The UK-EU trade deal, announced on 24 December 2020, includes agreements on air transport and aviation safety which are due to come into effect at 23.00 GMT on 31 December 2020 when the UK ceases to take part in the EU Aviation Safety Agency (EASA) and other EU institutions.
While the agreements involve some elements of continuity, they do not constitute a replication of the UK’s regulatory arrangements as part of the EASA/EU framework and many sections of the aviation and aerospace industries will face changes after 31 December, as this microsite sets out.
We will study the detail of the new agreements and will update relevant pages of the microsite as information becomes clearer about how the new arrangements will work in practice. We will notify stakeholders of the updates through the SkyWise alert system. If you haven’t already done so, please subscribe to the EU exit category in the SkyWise system: skywise.caa.co.uk
Organisations that require approvals for equipment to be installed on aircraft under Part 21 Subpart O might need to take action to maximise stability for the aviation sector.

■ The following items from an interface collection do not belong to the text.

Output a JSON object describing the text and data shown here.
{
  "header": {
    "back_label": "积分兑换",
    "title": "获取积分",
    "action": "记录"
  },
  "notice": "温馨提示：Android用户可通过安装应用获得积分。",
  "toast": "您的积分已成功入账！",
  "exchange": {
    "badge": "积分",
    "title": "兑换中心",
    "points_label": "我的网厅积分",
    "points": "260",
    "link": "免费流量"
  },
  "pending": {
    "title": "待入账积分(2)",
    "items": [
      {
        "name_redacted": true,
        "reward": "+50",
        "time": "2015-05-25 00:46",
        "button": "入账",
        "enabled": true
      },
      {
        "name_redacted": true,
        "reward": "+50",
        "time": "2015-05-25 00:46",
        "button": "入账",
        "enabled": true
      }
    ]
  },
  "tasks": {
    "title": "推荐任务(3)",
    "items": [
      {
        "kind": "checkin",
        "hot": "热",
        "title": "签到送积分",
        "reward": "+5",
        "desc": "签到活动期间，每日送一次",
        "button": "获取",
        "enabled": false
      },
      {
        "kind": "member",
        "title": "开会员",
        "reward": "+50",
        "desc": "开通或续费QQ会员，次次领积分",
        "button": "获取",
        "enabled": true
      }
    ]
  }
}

The actions required would depend on individual circumstances and are a matter for each business and individual. This page sets out what you need to consider.
Technical Standard Order (Part 21 Subpart O)
Would the CAA duplicate the existing Technical Standard Order/European Technical Standard Order systems in the UK if UK participation in EASA and mutual recognition cease?
Except in the case where appropriate TSO/ETSO standards do not already exist, the CAA does not intend to generate equipment specification requirements separate to ETSO and TSO for a two-year time-limited period. We would adopt the standards currently in CS-ETSO for any applications during that time.
My organisation holds Alternative Procedures to Design Organisations (ADOA) under Subpart O from EASA and issues data to UK Production Organisations (POA) for manufacture and release. Do I need to apply for a UK AP to DOA to continue to do this if UK participation in EASA and mutual recognition cease?
If this scenario came into effect, EASA ADOA data (including minor changes under Subpart O) would be accepted for manufacture under a UK POA for a two-year time-limited period, and permanently after that date provided that the design data had not changed.
If at the end of the two-year period, there remained no agreement for acceptance of EASA approvals, and there was a need to make such a design change, existing ADOA organisations would need to make an application to the CAA to continue to manufacture under a UK POA.
ADOA organisations wishing to make major changes or to make new applications for equipment approval during the two-year time period would need to seek UK ADOA approval to manufacture under a UK POA under the Scheme of Charges then in force.
If my ADOA continues to be accepted, what would be the effect of the UK being outside EASA without mutual recognition on my current ETSO arrangements?
UK POAs would no longer be able to release your equipment/appliances using an EASA Form 1. From the date UK participation in EASA and mutual recognition ceased, the POA would have to make releases via a CAA Form 1. Please refer to the dedicated Aerospace Production Organisation section of the microsite for further details of the options available for production organisations.